Announced job cuts in the technology sector hit 54,701 in the third quarter, up 60 percent from the second quarter and 14 percent from the third quarter of 2003, according to a report Monday from employment services firm Challenger, Gray & Christmas. Challenger defines the technology sector as computer, electronics, telecommunications and e-commerce companies.
John Challenger, CEO of Challenger, Gray & Christmas, blamed the cuts on pricing problems in the sector. "High-tech job cuts are on the way up as the end of the year approaches. Behind this trend is the fact that technology companies have virtually no pricing power," Challenger said in a statement. "Even as demand increases, most manufacturers and service providers are getting less money for each unit sold. They are forced to cut costs to maintain healthy profit margins."
The report adds to the mixed signals that have emerged about the information technology job market. Technology services companies like IBM and BearingPointin the United States, though they are increasingly looking for employees who can combine technology chops with business savvy. Payroll employment in computer systems design and related services , up 32,700 since September 2003, according to the U.S. Department of Labor. And research firm Meta Group recently predicted by as much as 15 percent over the next three years.
On the other hand, tech workers face the--when tasks such as programming get sent to low-wage nations. A recent study from the Information Technology Association of America found that hiring managers have for filling IT posts this year compared with last year. What's more, a measurement of IT workers' confidence in the job market .
So far this year, high-tech companies have announced 118,427 job cuts, which account for 16 percent of the 724,320 announced job cuts in all industries through Sept. 30, according to the Challenger report. The percentage of high-tech cuts has increased since the second quarter, when they represented 13.5 percent of all job cuts, Challenger said.
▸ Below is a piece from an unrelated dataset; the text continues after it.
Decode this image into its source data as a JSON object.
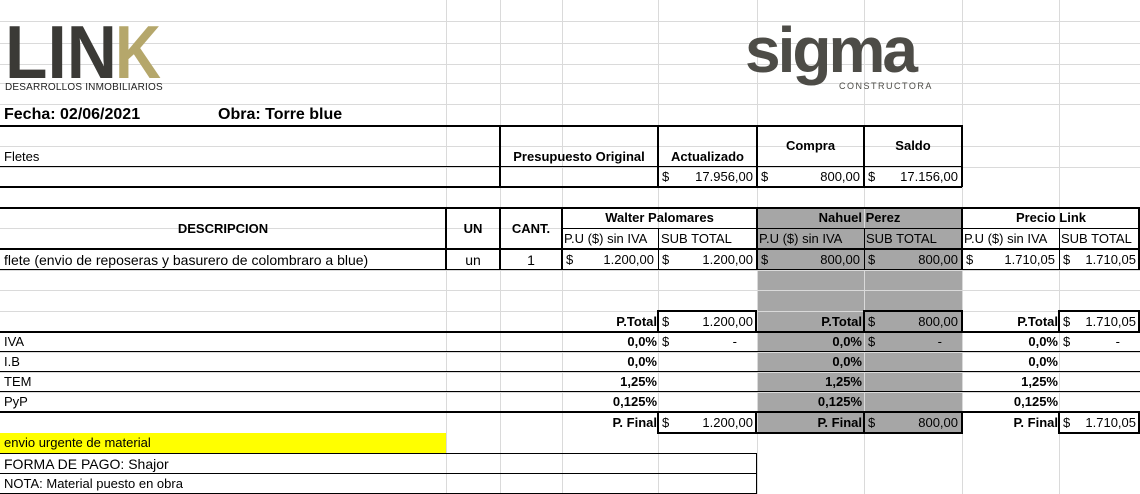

Challenger's statistics refer to announcements by U.S. companies about work force reductions, and can include layoffs, jobs lost through attrition and early retirements. The numbers can include job cuts that U.S. companies make in units outside the United States.
According to the report, about 56 percent of the third-quarter job cuts, 30,624 positions, came from computer companies--manufacturers and distributors of computer hardware, software, parts and peripherals, plus computer service companies.
"There are certain areas in the technology sector that are thriving. Demand is high for those who specialize in network and IT security. Tech support is another area looking for people. However, it could be some time before overall technology job creation returns to the pace we saw in the late 1990s," Challenger said. "That may happen only when baby boomers begin leaving the work force en masse due to retirement. At that point, many industries, including technology, could be struggling to find skilled workers."